§ **What to work on**
Your task is to show every line in the listing below that includes "title".

◇ ◇ ◇ ◇ ◇ ◇ ◇

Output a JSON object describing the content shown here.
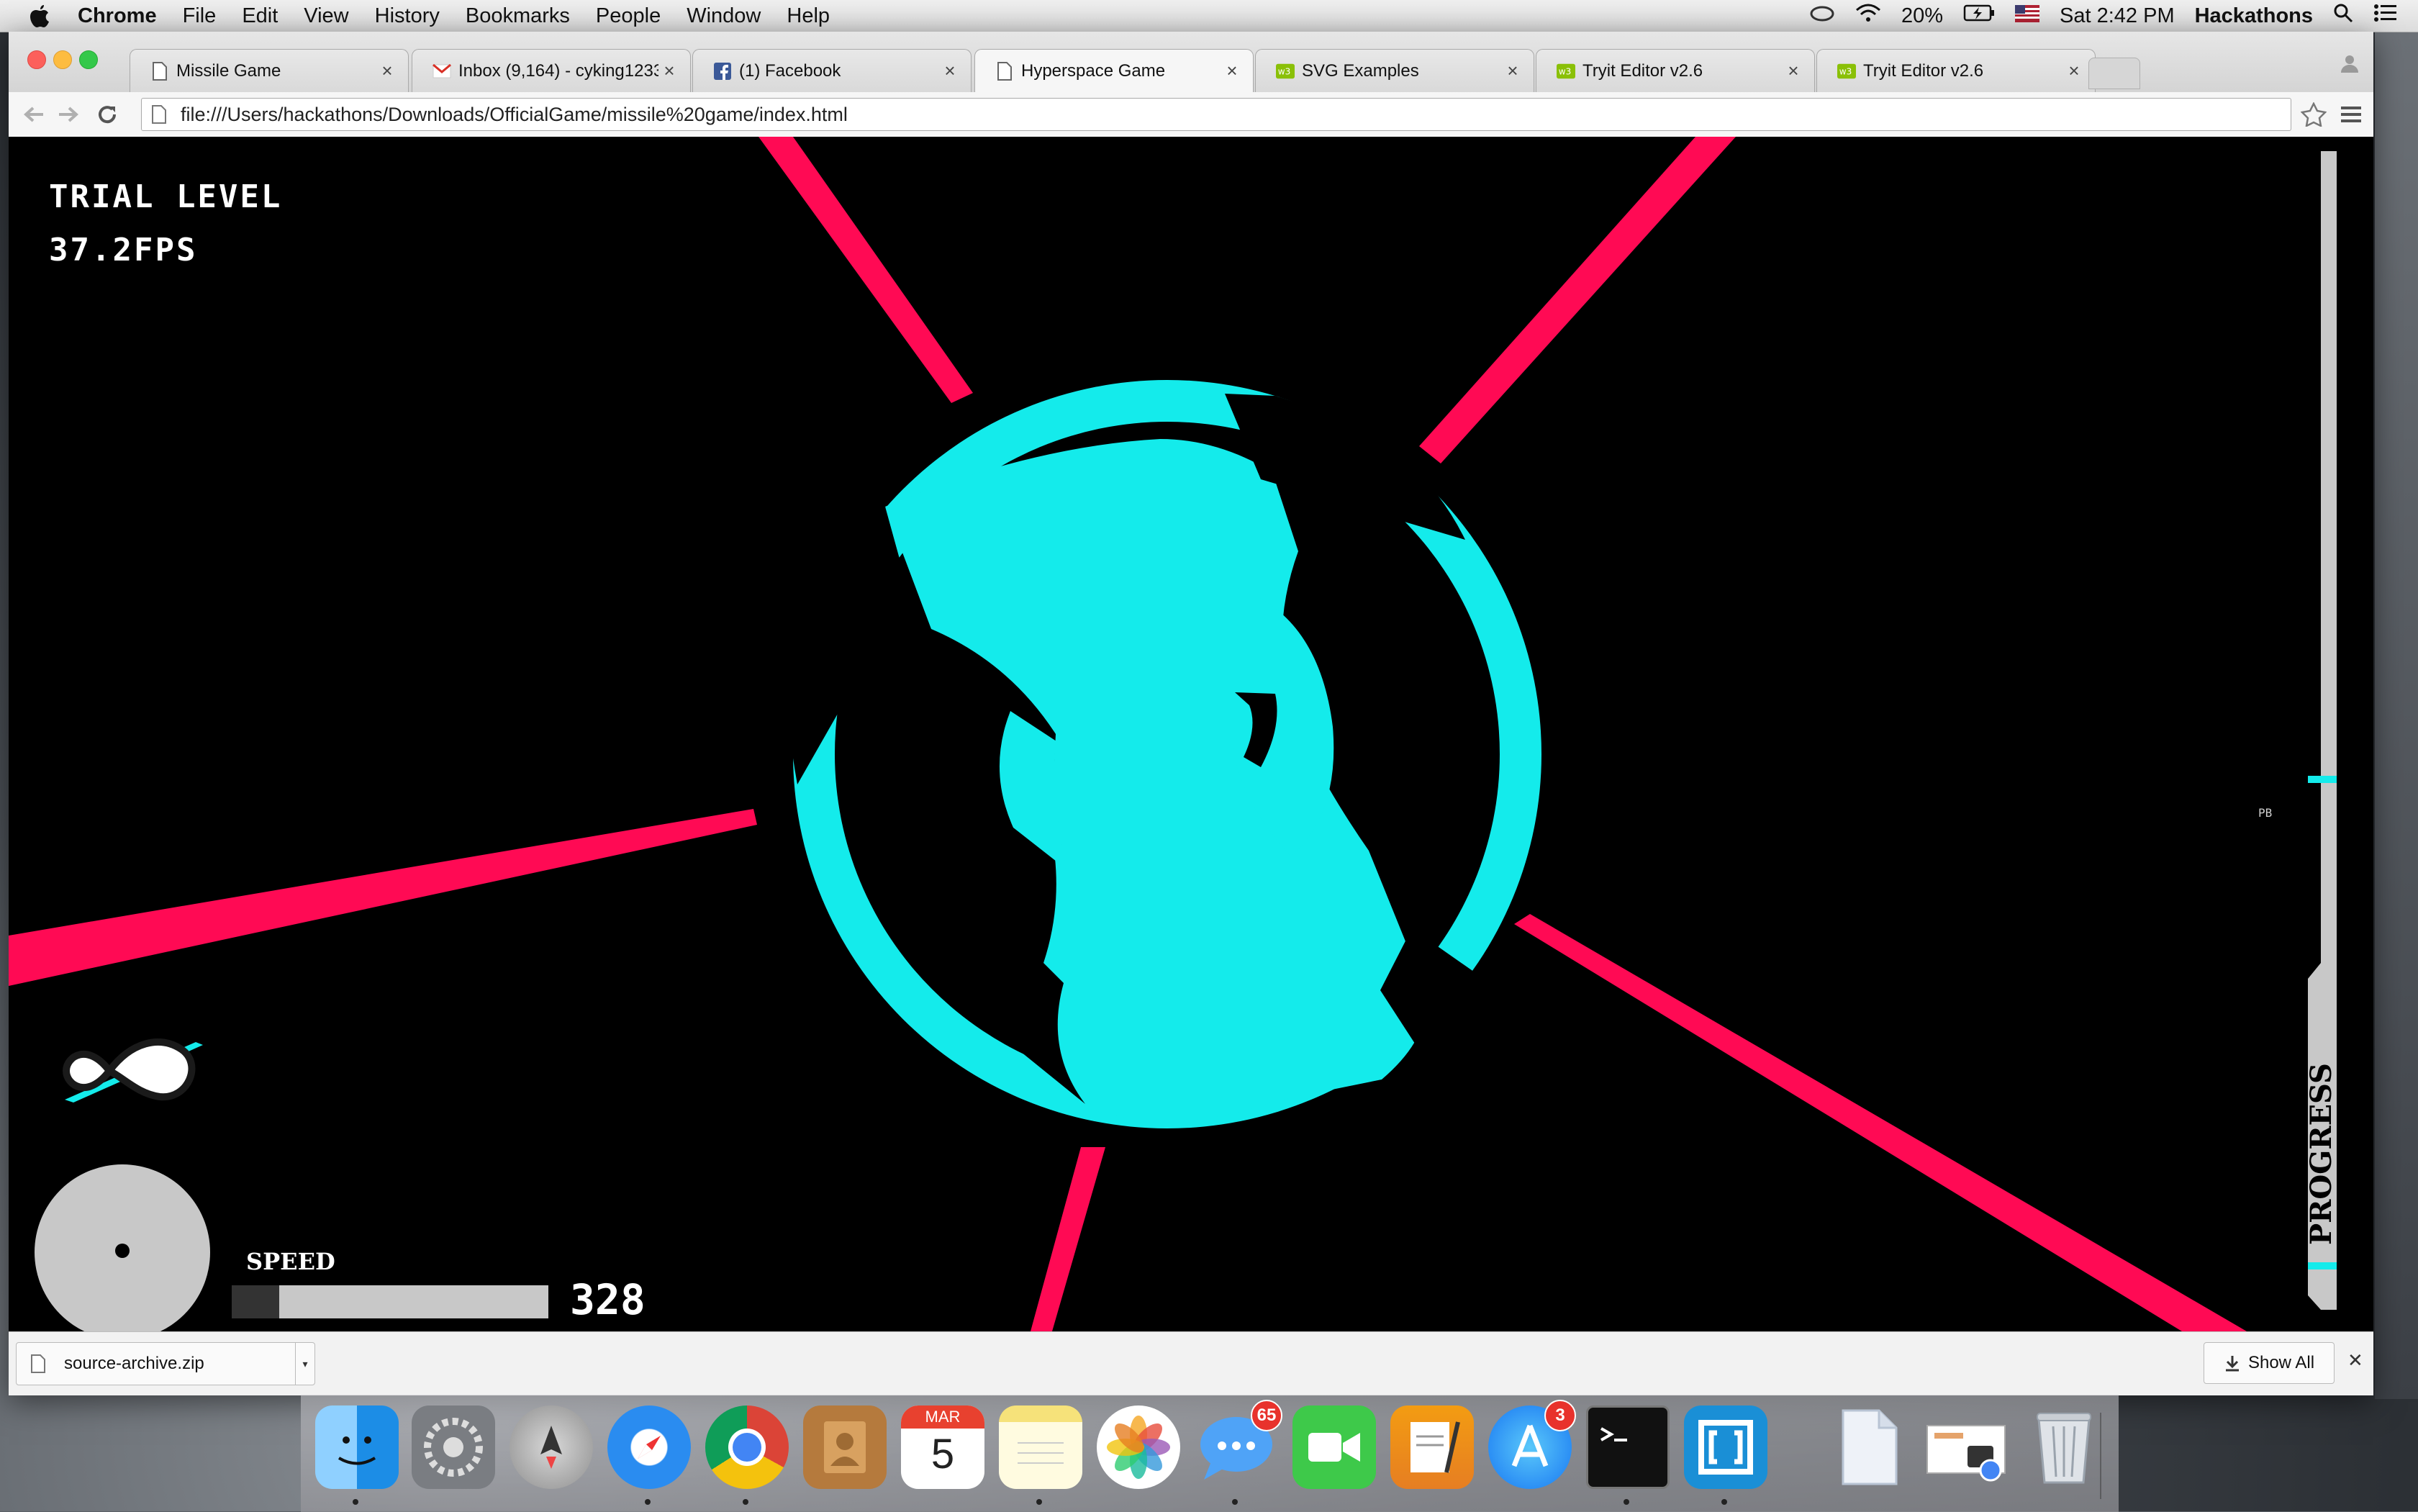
{
  "menubar": {
    "app": "Chrome",
    "items": [
      "File",
      "Edit",
      "View",
      "History",
      "Bookmarks",
      "People",
      "Window",
      "Help"
    ],
    "battery": "20%",
    "clock": "Sat 2:42 PM",
    "user": "Hackathons"
  },
  "tabs": [
    {
      "title": "Missile Game",
      "icon": "page-icon"
    },
    {
      "title": "Inbox (9,164) - cyking1233",
      "icon": "gmail-icon"
    },
    {
      "title": "(1) Facebook",
      "icon": "facebook-icon"
    },
    {
      "title": "Hyperspace Game",
      "icon": "page-icon",
      "active": true
    },
    {
      "title": "SVG Examples",
      "icon": "w3schools-icon"
    },
    {
      "title": "Tryit Editor v2.6",
      "icon": "w3schools-icon"
    },
    {
      "title": "Tryit Editor v2.6",
      "icon": "w3schools-icon"
    }
  ],
  "address": {
    "url": "file:///Users/hackathons/Downloads/OfficialGame/missile%20game/index.html"
  },
  "game": {
    "level_text": "TRIAL LEVEL",
    "fps_text": "37.2FPS",
    "speed_label": "SPEED",
    "speed_value": "328",
    "speed_fraction": 0.15,
    "pb_label": "PB",
    "progress_label": "PROGRESS",
    "colors": {
      "cyan": "#14ebeb",
      "ray": "#ff0a54",
      "background": "#000000",
      "hud_gray": "#c8c8c8"
    }
  },
  "downloads": {
    "file": "source-archive.zip",
    "show_all": "Show All"
  },
  "dock": {
    "apps": [
      {
        "name": "finder"
      },
      {
        "name": "system-preferences"
      },
      {
        "name": "launchpad"
      },
      {
        "name": "safari"
      },
      {
        "name": "chrome"
      },
      {
        "name": "contacts"
      },
      {
        "name": "calendar",
        "month": "MAR",
        "day": "5"
      },
      {
        "name": "notes"
      },
      {
        "name": "photos"
      },
      {
        "name": "messages",
        "badge": "65"
      },
      {
        "name": "facetime"
      },
      {
        "name": "pages"
      },
      {
        "name": "app-store",
        "badge": "3"
      },
      {
        "name": "terminal"
      },
      {
        "name": "brackets"
      },
      {
        "name": "document"
      },
      {
        "name": "preview"
      },
      {
        "name": "trash"
      }
    ]
  }
}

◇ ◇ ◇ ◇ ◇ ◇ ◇

§ **Result of the task**
      "title": "Missile Game",
      "title": "Inbox (9,164) - cyking1233",
      "title": "(1) Facebook",
      "title": "Hyperspace Game",
      "title": "SVG Examples",
      "title": "Tryit Editor v2.6",
      "title": "Tryit Editor v2.6",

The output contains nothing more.